A separate delivery team is planning to ensure international investigations and intelligence-sharing are maintained post-Brexit.
The number of officers working in the force’s international bureau has been increased and arrangements made to exchange biometric data such as DNA, fingerprints and vehicle registration details with EU member states.
A “force reserve” has been established since 5 August, located in five hubs across Scotland. This group of officers has already been deployed at events including football fixtures, Extinction Rebellion activity and Edinburgh’s summer festivals.
Image copyright PA Wire Image caption The “force reserve” has been deployed at events including Extinction Rebellion activity

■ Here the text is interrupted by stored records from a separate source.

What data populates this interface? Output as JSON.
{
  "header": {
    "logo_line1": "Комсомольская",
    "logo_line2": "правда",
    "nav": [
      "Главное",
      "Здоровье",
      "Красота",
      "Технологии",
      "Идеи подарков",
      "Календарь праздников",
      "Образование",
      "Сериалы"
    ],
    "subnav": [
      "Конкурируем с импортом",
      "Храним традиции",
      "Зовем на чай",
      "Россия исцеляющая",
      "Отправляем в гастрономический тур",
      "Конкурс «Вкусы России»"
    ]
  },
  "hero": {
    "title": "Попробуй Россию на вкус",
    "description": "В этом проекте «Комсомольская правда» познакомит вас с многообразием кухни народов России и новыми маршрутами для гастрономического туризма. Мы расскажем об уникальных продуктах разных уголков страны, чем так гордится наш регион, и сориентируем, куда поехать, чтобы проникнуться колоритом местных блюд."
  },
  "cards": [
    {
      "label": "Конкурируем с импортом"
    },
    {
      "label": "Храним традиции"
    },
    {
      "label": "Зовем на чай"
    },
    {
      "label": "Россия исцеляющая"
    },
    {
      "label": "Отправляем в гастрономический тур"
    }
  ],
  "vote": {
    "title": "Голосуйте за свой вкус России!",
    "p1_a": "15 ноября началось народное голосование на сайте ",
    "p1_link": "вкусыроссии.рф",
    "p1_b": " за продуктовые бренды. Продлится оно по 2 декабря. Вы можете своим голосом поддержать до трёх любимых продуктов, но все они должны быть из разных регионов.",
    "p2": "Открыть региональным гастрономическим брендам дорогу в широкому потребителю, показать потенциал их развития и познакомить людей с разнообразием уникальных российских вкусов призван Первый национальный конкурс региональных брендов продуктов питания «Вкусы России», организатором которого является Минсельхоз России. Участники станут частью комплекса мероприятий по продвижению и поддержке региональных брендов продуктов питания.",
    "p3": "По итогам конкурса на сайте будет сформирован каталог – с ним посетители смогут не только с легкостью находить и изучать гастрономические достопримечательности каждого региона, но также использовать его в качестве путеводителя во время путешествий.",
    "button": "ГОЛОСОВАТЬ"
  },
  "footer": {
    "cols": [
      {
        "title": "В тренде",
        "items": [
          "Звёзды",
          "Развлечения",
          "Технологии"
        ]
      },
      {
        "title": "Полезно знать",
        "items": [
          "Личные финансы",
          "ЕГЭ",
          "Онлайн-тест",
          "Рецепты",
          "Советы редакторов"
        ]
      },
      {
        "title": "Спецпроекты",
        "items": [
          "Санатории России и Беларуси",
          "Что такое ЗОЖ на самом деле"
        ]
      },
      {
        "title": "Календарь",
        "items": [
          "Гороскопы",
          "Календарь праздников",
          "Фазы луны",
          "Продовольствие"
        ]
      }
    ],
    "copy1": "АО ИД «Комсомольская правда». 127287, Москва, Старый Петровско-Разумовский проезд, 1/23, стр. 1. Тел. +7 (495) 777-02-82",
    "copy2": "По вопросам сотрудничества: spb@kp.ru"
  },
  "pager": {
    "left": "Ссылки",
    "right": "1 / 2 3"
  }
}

The report stated: “Brexit is a highly contentious subject and the Brexit contingency planning team are fully aware of the potential civil unrest.

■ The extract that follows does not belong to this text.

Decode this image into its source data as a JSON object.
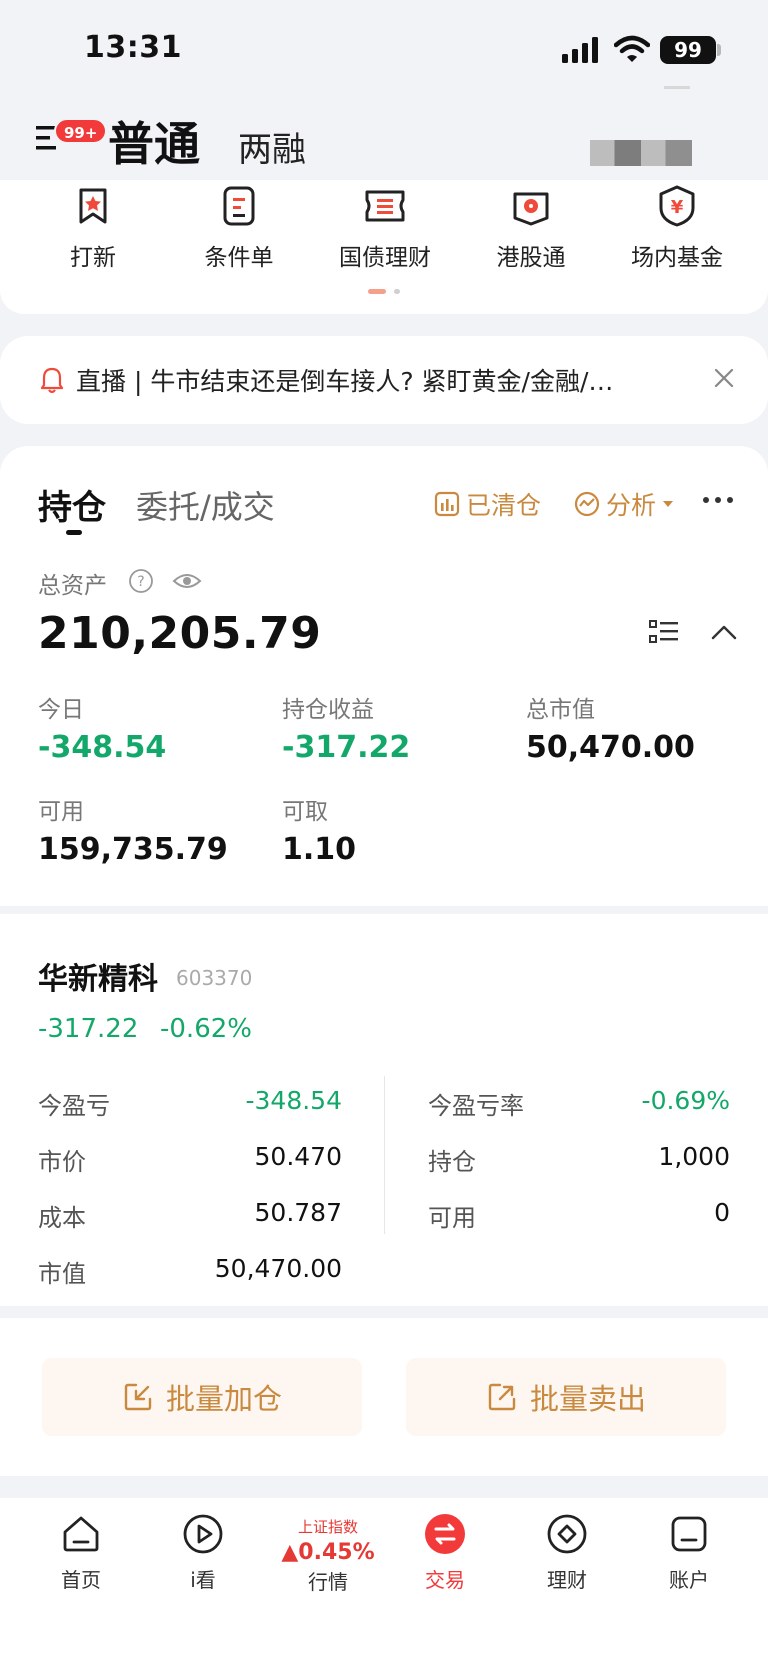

“Brexit intelligence officers continue to monitor social media sites in order that Police Scotland can prepare and respond to any potential protests.”
It comes as The Sunday Times printed leaked government documents warning of food, medicine and fuel shortages in a no-deal scenario.
A No 10 source told the BBC a former minister leaked the dossier to try to influence discussions with EU leaders.
The documents say the cross-government paper on preparations for a no-deal Brexit, codenamed Operation Yellowhammer, reveals the UK could face months of disruption at its ports.
Image copyright Getty Images Image caption Police are monitoring potential for civil unrest
It also states that plans to avoid a hard border between Northern Ireland and the Republic of Ireland are unlikely to prove sustainable.
However, the UK government has sought to pl